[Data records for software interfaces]
----
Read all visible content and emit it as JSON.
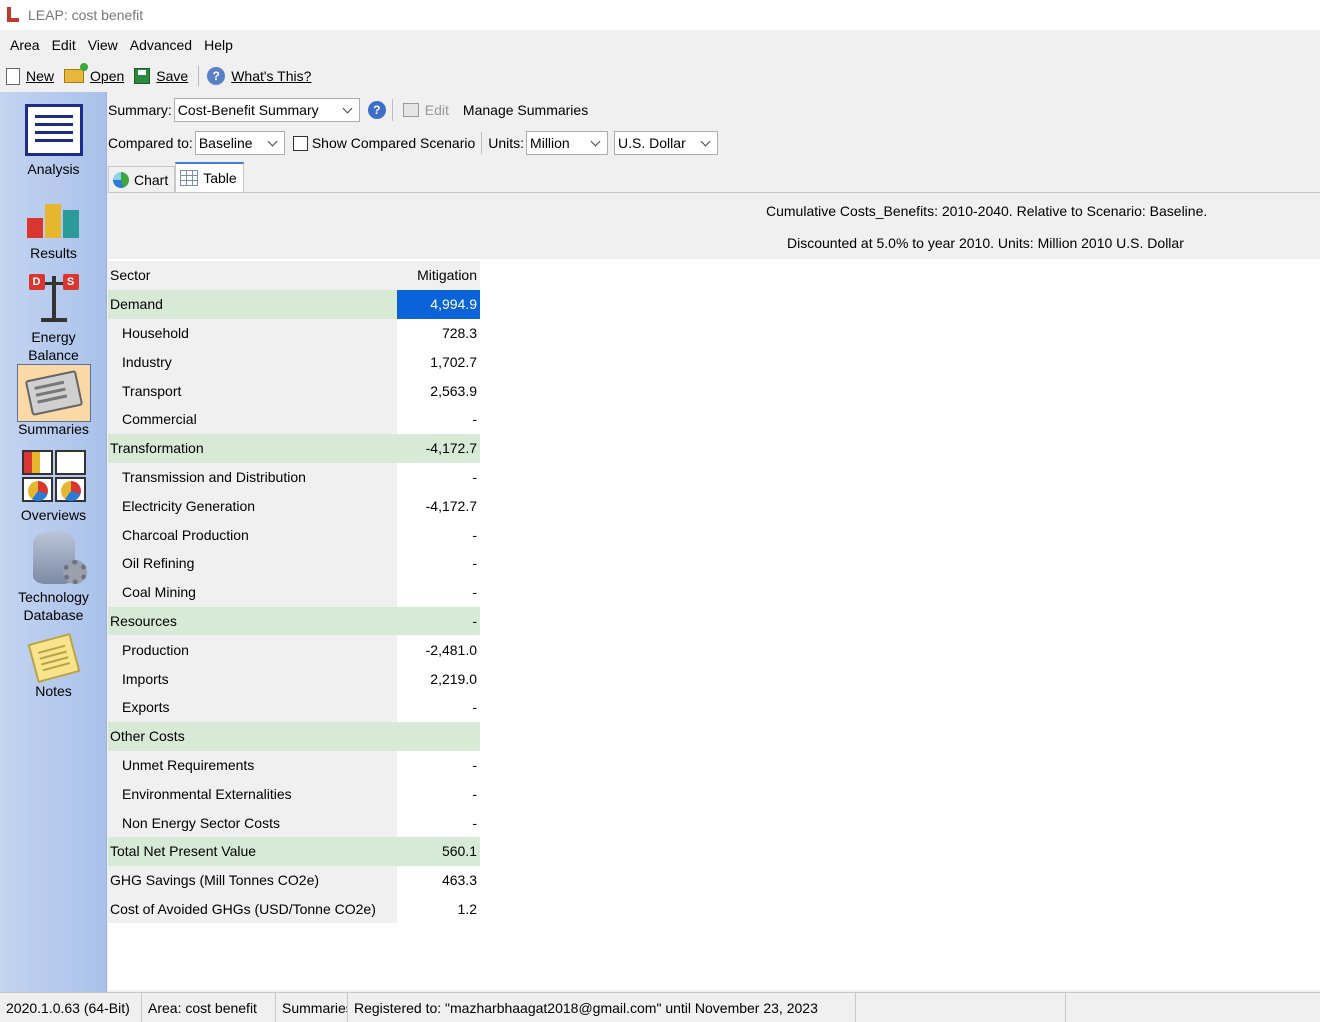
{
  "window": {
    "title": "LEAP: cost benefit"
  },
  "menu": [
    "Area",
    "Edit",
    "View",
    "Advanced",
    "Help"
  ],
  "toolbar": {
    "new": "New",
    "open": "Open",
    "save": "Save",
    "whats_this": "What's This?"
  },
  "sidebar": {
    "analysis": "Analysis",
    "results": "Results",
    "energy_balance_1": "Energy",
    "energy_balance_2": "Balance",
    "summaries": "Summaries",
    "overviews": "Overviews",
    "techdb_1": "Technology",
    "techdb_2": "Database",
    "notes": "Notes"
  },
  "controls": {
    "summary_label": "Summary:",
    "summary_value": "Cost-Benefit Summary",
    "edit": "Edit",
    "manage": "Manage Summaries",
    "compared_label": "Compared to:",
    "compared_value": "Baseline",
    "show_compared": "Show Compared Scenario",
    "units_label": "Units:",
    "units_value": "Million",
    "currency_value": "U.S. Dollar"
  },
  "tabs": {
    "chart": "Chart",
    "table": "Table"
  },
  "caption": {
    "line1": "Cumulative Costs_Benefits: 2010-2040. Relative to Scenario: Baseline.",
    "line2": "Discounted at 5.0% to year 2010.  Units: Million 2010 U.S. Dollar"
  },
  "table": {
    "col_sector": "Sector",
    "col_mitigation": "Mitigation",
    "rows": [
      {
        "label": "Demand",
        "value": "4,994.9"
      },
      {
        "label": "Household",
        "value": "728.3"
      },
      {
        "label": "Industry",
        "value": "1,702.7"
      },
      {
        "label": "Transport",
        "value": "2,563.9"
      },
      {
        "label": "Commercial",
        "value": "-"
      },
      {
        "label": "Transformation",
        "value": "-4,172.7"
      },
      {
        "label": "Transmission and Distribution",
        "value": "-"
      },
      {
        "label": "Electricity Generation",
        "value": "-4,172.7"
      },
      {
        "label": "Charcoal Production",
        "value": "-"
      },
      {
        "label": "Oil Refining",
        "value": "-"
      },
      {
        "label": "Coal Mining",
        "value": "-"
      },
      {
        "label": "Resources",
        "value": "-"
      },
      {
        "label": "Production",
        "value": "-2,481.0"
      },
      {
        "label": "Imports",
        "value": "2,219.0"
      },
      {
        "label": "Exports",
        "value": "-"
      },
      {
        "label": "Other Costs",
        "value": ""
      },
      {
        "label": "Unmet Requirements",
        "value": "-"
      },
      {
        "label": "Environmental Externalities",
        "value": "-"
      },
      {
        "label": "Non Energy Sector Costs",
        "value": "-"
      },
      {
        "label": "Total Net Present Value",
        "value": "560.1"
      },
      {
        "label": "GHG Savings (Mill Tonnes CO2e)",
        "value": "463.3"
      },
      {
        "label": "Cost of Avoided GHGs (USD/Tonne CO2e)",
        "value": "1.2"
      }
    ]
  },
  "status": {
    "version": "2020.1.0.63 (64-Bit)",
    "area": "Area: cost benefit",
    "view": "Summaries",
    "registered": "Registered to: \"mazharbhaagat2018@gmail.com\" until November 23, 2023"
  },
  "colors": {
    "group_row": "#d7ead6",
    "selected_cell": "#0a63d8",
    "sidebar": "#b5caee"
  }
}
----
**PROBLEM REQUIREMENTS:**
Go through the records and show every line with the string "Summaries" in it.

**OUTPUT:**
    "summaries": "Summaries",
    "manage": "Manage Summaries",
    "view": "Summaries",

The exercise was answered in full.